Greetings from Atlanta, GA! Environments for Aging started today (Sunday) and I flew in a couple days early to visit my 94-year-old great-aunt, Stefanie. She embodies a person who is aging joyfully, in a wonderful Continuing Care Retirement Community just outside of Atlanta – Park Springs, in Stone Mountain. But more on that another time. Today, I want to talk about National Horticultural Therapy Week, which started today.
Horticultural Therapy (HT) uses plants, gardens, and other aspects of nature to improve people’s social, spiritual, physical and emotional well-being. According to the American Horticultural Therapy Association (AHTA) website, it is “the engagement of a person in gardening-related activities, facilitated by a trained therapist, to achieve specific treatment goals.” And from Rebecca Haller, HTM, “Horticultural therapy is a professionally conducted client-centered treatment modality that utilizes horticulture activities to meet specific therapeutic or rehabilitative goals of its participants. The focus is to maximize social, cognitive, physical and/or psychological functioning and/or to enhance general health and wellness” (from the Horticultural Therapy Institute website).
The Therapeutic Landscapes Network has an HT page where you can find links to relevant organizations (including the American Horticultural Therapy Association, the Canadian HTA, and the German Association for Horticulture and Therapy, as well as the Horticultural Therapy Institute) and resources online and in print.
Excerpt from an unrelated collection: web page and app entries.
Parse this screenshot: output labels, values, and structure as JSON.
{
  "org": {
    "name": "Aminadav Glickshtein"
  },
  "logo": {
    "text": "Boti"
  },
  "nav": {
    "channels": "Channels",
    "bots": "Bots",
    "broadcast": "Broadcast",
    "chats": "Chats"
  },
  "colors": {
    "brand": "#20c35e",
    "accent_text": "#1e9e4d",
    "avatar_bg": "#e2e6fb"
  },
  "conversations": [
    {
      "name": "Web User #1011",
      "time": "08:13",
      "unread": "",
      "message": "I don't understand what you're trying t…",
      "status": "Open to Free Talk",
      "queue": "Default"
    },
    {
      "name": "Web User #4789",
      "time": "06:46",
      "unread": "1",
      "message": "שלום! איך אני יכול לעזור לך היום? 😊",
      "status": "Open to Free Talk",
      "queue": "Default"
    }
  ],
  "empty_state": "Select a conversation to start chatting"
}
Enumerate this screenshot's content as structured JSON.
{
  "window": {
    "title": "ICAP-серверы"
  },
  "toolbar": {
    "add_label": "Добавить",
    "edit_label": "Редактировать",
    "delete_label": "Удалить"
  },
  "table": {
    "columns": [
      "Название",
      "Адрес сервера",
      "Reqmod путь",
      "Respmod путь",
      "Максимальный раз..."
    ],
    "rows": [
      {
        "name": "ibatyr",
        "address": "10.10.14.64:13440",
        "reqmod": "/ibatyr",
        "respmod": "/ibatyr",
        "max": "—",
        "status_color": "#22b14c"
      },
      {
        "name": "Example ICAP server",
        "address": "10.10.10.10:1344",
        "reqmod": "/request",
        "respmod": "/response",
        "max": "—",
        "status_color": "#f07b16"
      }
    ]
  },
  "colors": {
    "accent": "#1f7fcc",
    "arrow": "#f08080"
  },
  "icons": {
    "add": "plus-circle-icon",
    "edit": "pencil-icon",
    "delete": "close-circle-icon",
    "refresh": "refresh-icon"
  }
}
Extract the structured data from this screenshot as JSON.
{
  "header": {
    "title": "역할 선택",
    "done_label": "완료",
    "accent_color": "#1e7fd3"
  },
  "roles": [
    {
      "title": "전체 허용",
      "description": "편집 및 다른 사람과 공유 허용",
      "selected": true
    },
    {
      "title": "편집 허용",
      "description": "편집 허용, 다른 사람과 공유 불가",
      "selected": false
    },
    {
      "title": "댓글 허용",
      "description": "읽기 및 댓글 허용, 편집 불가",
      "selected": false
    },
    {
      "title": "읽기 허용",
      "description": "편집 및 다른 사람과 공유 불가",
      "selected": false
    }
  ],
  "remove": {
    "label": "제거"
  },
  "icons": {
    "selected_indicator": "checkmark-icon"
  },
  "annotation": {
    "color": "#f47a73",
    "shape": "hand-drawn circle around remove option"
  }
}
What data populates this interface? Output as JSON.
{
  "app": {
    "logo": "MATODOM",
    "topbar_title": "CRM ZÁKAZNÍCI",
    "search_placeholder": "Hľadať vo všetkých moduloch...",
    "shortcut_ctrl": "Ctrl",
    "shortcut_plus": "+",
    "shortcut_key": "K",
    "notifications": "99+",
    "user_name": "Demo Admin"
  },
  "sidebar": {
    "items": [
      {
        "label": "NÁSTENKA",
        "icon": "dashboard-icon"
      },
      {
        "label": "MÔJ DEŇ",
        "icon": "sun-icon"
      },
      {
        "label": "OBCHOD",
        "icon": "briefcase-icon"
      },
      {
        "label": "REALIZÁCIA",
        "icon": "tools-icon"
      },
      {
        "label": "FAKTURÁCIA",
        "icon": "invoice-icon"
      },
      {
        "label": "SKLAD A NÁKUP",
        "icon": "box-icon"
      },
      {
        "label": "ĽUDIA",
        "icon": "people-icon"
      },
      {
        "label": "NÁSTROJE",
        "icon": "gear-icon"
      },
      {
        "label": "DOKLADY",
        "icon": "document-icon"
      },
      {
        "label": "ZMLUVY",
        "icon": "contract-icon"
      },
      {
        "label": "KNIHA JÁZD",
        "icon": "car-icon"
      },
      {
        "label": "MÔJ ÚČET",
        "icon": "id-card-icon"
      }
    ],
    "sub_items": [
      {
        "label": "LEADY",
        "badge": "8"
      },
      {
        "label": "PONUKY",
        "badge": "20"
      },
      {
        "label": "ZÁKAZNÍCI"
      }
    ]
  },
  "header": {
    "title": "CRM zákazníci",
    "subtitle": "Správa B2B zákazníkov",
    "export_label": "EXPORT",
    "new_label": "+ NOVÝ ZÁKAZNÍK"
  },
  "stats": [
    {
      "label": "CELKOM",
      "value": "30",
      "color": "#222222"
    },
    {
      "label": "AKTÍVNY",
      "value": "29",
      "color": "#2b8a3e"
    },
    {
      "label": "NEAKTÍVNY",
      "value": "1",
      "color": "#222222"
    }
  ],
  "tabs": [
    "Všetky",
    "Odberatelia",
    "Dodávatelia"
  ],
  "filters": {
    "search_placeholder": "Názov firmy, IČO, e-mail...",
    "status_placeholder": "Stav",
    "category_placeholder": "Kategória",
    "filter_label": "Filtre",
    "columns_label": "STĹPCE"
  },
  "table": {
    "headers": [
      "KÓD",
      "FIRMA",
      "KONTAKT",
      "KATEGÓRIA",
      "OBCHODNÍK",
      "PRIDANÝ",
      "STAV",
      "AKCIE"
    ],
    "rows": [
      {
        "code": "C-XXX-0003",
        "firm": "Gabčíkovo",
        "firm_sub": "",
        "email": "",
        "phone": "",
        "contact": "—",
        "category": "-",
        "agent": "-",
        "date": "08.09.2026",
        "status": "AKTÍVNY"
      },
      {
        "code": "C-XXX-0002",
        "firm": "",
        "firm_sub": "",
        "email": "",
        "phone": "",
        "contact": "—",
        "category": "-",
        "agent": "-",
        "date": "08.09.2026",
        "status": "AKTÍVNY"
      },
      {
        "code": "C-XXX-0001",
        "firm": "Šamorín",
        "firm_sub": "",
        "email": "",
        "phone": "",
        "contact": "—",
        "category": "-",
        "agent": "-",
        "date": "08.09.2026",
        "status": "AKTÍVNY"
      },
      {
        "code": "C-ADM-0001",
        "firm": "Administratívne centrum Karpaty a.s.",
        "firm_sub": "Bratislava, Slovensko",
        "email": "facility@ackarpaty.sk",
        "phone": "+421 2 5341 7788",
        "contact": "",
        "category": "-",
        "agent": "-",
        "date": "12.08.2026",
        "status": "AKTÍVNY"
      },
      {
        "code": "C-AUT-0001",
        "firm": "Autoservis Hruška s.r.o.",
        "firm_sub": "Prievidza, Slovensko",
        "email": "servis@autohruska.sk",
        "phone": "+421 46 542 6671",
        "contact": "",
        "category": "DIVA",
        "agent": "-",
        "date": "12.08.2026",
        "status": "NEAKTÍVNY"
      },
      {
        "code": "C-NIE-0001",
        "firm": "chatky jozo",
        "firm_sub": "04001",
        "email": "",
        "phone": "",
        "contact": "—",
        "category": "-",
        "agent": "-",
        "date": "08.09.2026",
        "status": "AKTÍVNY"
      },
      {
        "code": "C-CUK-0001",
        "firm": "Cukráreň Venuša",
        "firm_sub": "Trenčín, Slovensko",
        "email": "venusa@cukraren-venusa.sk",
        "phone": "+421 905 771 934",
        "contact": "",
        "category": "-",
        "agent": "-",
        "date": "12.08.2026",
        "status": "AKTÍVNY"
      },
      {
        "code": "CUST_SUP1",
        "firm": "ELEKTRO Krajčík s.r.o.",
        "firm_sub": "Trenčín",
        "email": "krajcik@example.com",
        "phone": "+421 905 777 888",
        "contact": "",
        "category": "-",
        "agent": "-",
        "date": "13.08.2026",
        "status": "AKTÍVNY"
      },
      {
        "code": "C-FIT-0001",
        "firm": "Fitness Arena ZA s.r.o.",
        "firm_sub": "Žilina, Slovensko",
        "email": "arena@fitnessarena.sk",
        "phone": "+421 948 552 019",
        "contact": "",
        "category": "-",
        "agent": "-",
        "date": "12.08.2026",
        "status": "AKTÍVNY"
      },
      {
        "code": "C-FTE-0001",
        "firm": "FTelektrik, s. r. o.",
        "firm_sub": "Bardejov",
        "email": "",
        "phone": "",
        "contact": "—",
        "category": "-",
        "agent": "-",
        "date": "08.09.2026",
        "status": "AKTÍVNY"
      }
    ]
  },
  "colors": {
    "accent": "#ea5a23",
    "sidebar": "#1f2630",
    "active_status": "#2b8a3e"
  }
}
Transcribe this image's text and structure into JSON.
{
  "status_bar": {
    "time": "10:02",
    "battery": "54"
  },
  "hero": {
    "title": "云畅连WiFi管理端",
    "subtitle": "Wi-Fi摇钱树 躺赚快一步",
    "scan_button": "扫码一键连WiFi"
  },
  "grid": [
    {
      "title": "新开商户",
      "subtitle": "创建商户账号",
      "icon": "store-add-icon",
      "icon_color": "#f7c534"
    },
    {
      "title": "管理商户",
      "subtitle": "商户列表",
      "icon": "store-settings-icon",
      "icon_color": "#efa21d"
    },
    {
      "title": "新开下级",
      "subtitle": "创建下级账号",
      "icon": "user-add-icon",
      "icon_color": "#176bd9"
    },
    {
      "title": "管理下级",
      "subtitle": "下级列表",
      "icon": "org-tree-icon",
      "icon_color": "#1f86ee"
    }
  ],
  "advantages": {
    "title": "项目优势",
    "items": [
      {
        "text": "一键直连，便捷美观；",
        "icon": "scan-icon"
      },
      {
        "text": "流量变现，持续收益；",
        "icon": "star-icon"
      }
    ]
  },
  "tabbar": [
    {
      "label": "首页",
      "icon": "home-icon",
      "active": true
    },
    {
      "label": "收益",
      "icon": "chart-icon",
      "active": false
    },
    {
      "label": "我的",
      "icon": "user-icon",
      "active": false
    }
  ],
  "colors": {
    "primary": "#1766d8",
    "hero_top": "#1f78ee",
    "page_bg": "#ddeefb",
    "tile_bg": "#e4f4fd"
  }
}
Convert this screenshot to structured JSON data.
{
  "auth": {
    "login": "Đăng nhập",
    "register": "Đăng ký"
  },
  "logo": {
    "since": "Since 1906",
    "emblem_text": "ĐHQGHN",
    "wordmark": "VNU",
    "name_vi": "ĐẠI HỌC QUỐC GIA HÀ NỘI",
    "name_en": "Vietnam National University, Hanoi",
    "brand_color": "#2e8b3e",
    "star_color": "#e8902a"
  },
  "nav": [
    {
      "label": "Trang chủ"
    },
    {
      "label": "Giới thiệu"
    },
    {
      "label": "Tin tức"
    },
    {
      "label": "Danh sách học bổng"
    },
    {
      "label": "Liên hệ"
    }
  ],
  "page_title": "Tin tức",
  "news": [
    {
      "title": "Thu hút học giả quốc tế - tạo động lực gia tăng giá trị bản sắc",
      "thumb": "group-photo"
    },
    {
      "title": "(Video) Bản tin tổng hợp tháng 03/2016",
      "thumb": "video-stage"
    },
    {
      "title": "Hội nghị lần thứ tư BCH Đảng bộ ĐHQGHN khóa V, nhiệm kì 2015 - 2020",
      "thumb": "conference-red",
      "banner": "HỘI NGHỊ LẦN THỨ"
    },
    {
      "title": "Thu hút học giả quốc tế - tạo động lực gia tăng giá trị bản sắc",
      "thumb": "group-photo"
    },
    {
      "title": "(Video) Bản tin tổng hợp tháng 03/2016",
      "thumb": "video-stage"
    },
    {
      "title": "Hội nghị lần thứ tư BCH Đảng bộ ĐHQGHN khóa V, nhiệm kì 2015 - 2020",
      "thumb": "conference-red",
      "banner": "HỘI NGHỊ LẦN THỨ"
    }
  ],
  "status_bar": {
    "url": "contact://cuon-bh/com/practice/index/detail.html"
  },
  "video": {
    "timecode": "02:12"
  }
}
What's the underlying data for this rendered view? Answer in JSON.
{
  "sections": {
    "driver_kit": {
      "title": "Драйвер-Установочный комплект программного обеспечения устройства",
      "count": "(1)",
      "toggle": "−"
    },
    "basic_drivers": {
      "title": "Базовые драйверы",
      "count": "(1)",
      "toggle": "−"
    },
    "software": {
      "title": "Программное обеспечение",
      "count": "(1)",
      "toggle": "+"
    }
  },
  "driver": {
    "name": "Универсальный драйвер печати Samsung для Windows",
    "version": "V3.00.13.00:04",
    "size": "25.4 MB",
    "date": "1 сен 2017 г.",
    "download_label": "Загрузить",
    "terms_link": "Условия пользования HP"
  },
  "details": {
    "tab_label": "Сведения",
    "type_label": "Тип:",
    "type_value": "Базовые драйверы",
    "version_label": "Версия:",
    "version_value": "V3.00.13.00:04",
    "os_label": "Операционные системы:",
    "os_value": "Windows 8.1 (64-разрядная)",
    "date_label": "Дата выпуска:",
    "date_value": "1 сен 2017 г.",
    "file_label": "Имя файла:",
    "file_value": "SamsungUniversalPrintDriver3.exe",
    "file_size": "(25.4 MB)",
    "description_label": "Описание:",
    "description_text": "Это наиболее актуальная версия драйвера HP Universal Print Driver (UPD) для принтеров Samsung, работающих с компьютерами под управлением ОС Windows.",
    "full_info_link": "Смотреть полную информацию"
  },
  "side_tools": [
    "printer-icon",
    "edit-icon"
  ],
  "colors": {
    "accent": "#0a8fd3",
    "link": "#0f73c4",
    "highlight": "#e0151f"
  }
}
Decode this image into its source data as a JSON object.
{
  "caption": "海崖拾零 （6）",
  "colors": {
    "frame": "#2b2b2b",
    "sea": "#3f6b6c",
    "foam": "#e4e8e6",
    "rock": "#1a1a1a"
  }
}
The AHTA publishes a very fine peer-reviewed journal, the Journal of Therapeutic Horticulture, and that alone is worth every penny of AHTA membership. Any designer or researcher involved in this area of the field should really be a member of this organization.
Which brings me to an announcement about AHTA’s fall conference, which will be in Asheville, NC from 10/21-10/23/2011. Call for submission is open until April 15 – have something you think would be interesting to horticultural therapist regarding HT, research, case studies, design, or work experience? Give it a shot! The conferences are always good for learning and networking. For more info, visit the AHTA website, www.ahta.org.
Today one of the tours at Environments for Aging was of Wesley Woods Center, a specialty geriatric care component of Emory Healthcare with a 64-acre campus with an excellent HT program. Because of schedule conflicts, I wasn’t be able to attend the group tour today (which I heard rave reviews about), but I will have the good fortune of getting a private tour with horticultural therapist (HTR) Kirk Hines on Wednesday afternoon. I’m looking forward to finally meeting Kirk in person, after many years of email correspondence, and to sharing what I learn on the blog.
So enjoy this week, National Horticultural Therapy week; take some time to learn about it, perhaps even take advantage of an event in your community or region being organized by AHTA or one of their many regional chapters.